The “family” concept also highlights the shared values and principles across all Crystal methodologies. These include active user involvement, frequent delivery iterations, reflective improvement through retrospectives, osmotic communication (informal information exchange), and personal safety (creating an environment where team members feel safe to take risks and learn).
By being part of a family rather than a single rigid methodology, Crystal recognizes that there is no one-size-fits-all approach to software development. It acknowledges that each project has its unique characteristics and requirements that need to be considered when selecting and tailoring the methodology. This flexibility and adaptability make Crystal a family of agile methods, providing teams with options to choose the most suitable approach for their specific project context.
What is crystal approach in agile?
Crystal is an agile software development methodology that emphasizes flexibility and tailoring the process to fit the specific needs of a project. It was introduced by Alistair Cockburn, a renowned software development expert, in the late 1990s.
The Crystal approach recognizes that not all projects are the same and that different projects require different levels of formality and processes. It acknowledges that one size does not fit all when it comes to software development methodologies. Instead, Crystal focuses on adapting the methodology to match the unique characteristics of each project.
In Crystal, there are several variants or “colors” that represent different levels of formality and processes. These colors range from Crystal Clear (the lightest-weight variant) to Crystal Orange, Yellow, Green, Blue, and even more formal variants like Crystal Maroon or Diamond. Each color represents a set of practices and guidelines tailored for specific project characteristics such as team size, criticality, priorities, risks, and available resources.
The key principles of the Crystal approach include:
- People-oriented: Recognizing that people are at the heart of successful software development projects. The focus is on effective communication, collaboration, and empowering team members to make decisions.
- Incremental delivery: Emphasizing iterative development with frequent releases to gather feedback early and continuously refine the product.
- Reflective improvement: Encouraging teams to regularly reflect on their process and make adjustments based on lessons learned throughout the project.
- Close involvement with stakeholders: Ensuring active participation from stakeholders throughout the development process to maintain alignment with their needs and expectations.
- Skill matching: Assigning team members based on their skills and strengths to maximize productivity and efficiency.
- Osmotic communication: Promoting an environment where information flows freely within the team through osmosis rather than relying solely on formal communication channels.
- Automated testing: Advocating for automated testing practices to ensure high-quality code and reduce the risk of defects.

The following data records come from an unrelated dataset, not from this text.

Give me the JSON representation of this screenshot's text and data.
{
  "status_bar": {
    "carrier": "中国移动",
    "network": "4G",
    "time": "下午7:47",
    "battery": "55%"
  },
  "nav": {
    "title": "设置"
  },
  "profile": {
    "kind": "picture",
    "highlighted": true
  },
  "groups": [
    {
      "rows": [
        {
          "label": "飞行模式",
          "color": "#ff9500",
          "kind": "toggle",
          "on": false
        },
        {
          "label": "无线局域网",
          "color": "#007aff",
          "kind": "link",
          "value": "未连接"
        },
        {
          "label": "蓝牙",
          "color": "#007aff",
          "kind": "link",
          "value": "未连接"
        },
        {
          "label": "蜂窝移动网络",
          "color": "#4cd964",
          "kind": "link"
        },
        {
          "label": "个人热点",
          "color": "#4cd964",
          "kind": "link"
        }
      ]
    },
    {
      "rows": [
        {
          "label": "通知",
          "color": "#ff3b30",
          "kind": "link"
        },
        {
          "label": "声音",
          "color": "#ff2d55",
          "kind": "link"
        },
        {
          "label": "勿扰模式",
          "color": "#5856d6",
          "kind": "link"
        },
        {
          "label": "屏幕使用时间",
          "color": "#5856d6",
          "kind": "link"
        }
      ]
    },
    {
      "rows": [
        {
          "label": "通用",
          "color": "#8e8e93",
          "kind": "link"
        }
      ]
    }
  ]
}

The Crystal approach recognizes that different projects have different levels of complexity, team sizes, and criticality. By tailoring the methodology to fit these unique project characteristics, Crystal aims to increase the chances of project success while maintaining a focus on agility and adaptability.